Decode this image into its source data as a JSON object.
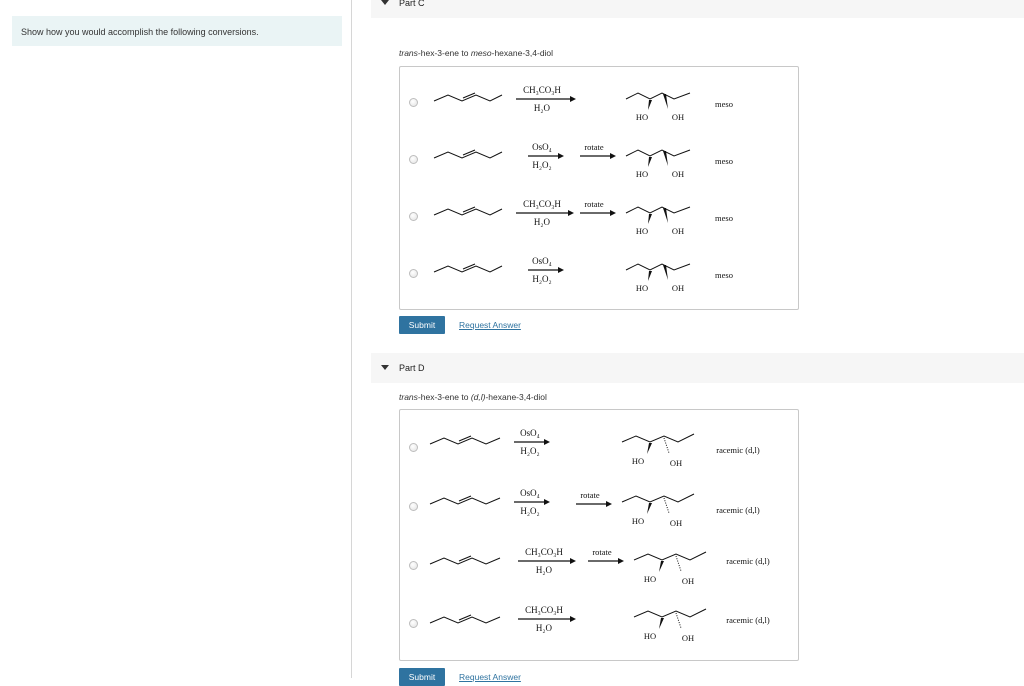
{
  "left": {
    "prompt": "Show how you would accomplish the following conversions."
  },
  "partC": {
    "header": "Part C",
    "question_prefix": "trans",
    "question_mid": "-hex-3-ene to ",
    "question_meso": "meso",
    "question_suffix": "-hexane-3,4-diol",
    "choices": [
      {
        "reagent_top": "CH₃CO₃H",
        "reagent_bottom": "H₂O",
        "rotate": "",
        "oh_left": "HO",
        "oh_right": "OH",
        "result": "meso"
      },
      {
        "reagent_top": "OsO₄",
        "reagent_bottom": "H₂O₂",
        "rotate": "rotate",
        "oh_left": "HO",
        "oh_right": "OH",
        "result": "meso"
      },
      {
        "reagent_top": "CH₃CO₃H",
        "reagent_bottom": "H₂O",
        "rotate": "rotate",
        "oh_left": "HO",
        "oh_right": "OH",
        "result": "meso"
      },
      {
        "reagent_top": "OsO₄",
        "reagent_bottom": "H₂O₂",
        "rotate": "",
        "oh_left": "HO",
        "oh_right": "OH",
        "result": "meso"
      }
    ],
    "submit_label": "Submit",
    "request_label": "Request Answer"
  },
  "partD": {
    "header": "Part D",
    "question_prefix": "trans",
    "question_mid": "-hex-3-ene to ",
    "question_dl": "(d,l)",
    "question_suffix": "-hexane-3,4-diol",
    "choices": [
      {
        "reagent_top": "OsO₄",
        "reagent_bottom": "H₂O₂",
        "rotate": "",
        "oh_left": "HO",
        "oh_right": "OH",
        "result": "racemic (d,l)"
      },
      {
        "reagent_top": "OsO₄",
        "reagent_bottom": "H₂O₂",
        "rotate": "rotate",
        "oh_left": "HO",
        "oh_right": "OH",
        "result": "racemic (d,l)"
      },
      {
        "reagent_top": "CH₃CO₃H",
        "reagent_bottom": "H₂O",
        "rotate": "rotate",
        "oh_left": "HO",
        "oh_right": "OH",
        "result": "racemic (d,l)"
      },
      {
        "reagent_top": "CH₃CO₃H",
        "reagent_bottom": "H₂O",
        "rotate": "",
        "oh_left": "HO",
        "oh_right": "OH",
        "result": "racemic (d,l)"
      }
    ],
    "submit_label": "Submit",
    "request_label": "Request Answer"
  }
}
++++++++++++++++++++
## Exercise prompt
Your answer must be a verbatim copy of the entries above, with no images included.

## Output of the task
Decode this image into its source data as a JSON object.
{
  "left": {
    "prompt": "Show how you would accomplish the following conversions."
  },
  "partC": {
    "header": "Part C",
    "question_prefix": "trans",
    "question_mid": "-hex-3-ene to ",
    "question_meso": "meso",
    "question_suffix": "-hexane-3,4-diol",
    "choices": [
      {
        "reagent_top": "CH₃CO₃H",
        "reagent_bottom": "H₂O",
        "rotate": "",
        "oh_left": "HO",
        "oh_right": "OH",
        "result": "meso"
      },
      {
        "reagent_top": "OsO₄",
        "reagent_bottom": "H₂O₂",
        "rotate": "rotate",
        "oh_left": "HO",
        "oh_right": "OH",
        "result": "meso"
      },
      {
        "reagent_top": "CH₃CO₃H",
        "reagent_bottom": "H₂O",
        "rotate": "rotate",
        "oh_left": "HO",
        "oh_right": "OH",
        "result": "meso"
      },
      {
        "reagent_top": "OsO₄",
        "reagent_bottom": "H₂O₂",
        "rotate": "",
        "oh_left": "HO",
        "oh_right": "OH",
        "result": "meso"
      }
    ],
    "submit_label": "Submit",
    "request_label": "Request Answer"
  },
  "partD": {
    "header": "Part D",
    "question_prefix": "trans",
    "question_mid": "-hex-3-ene to ",
    "question_dl": "(d,l)",
    "question_suffix": "-hexane-3,4-diol",
    "choices": [
      {
        "reagent_top": "OsO₄",
        "reagent_bottom": "H₂O₂",
        "rotate": "",
        "oh_left": "HO",
        "oh_right": "OH",
        "result": "racemic (d,l)"
      },
      {
        "reagent_top": "OsO₄",
        "reagent_bottom": "H₂O₂",
        "rotate": "rotate",
        "oh_left": "HO",
        "oh_right": "OH",
        "result": "racemic (d,l)"
      },
      {
        "reagent_top": "CH₃CO₃H",
        "reagent_bottom": "H₂O",
        "rotate": "rotate",
        "oh_left": "HO",
        "oh_right": "OH",
        "result": "racemic (d,l)"
      },
      {
        "reagent_top": "CH₃CO₃H",
        "reagent_bottom": "H₂O",
        "rotate": "",
        "oh_left": "HO",
        "oh_right": "OH",
        "result": "racemic (d,l)"
      }
    ],
    "submit_label": "Submit",
    "request_label": "Request Answer"
  }
}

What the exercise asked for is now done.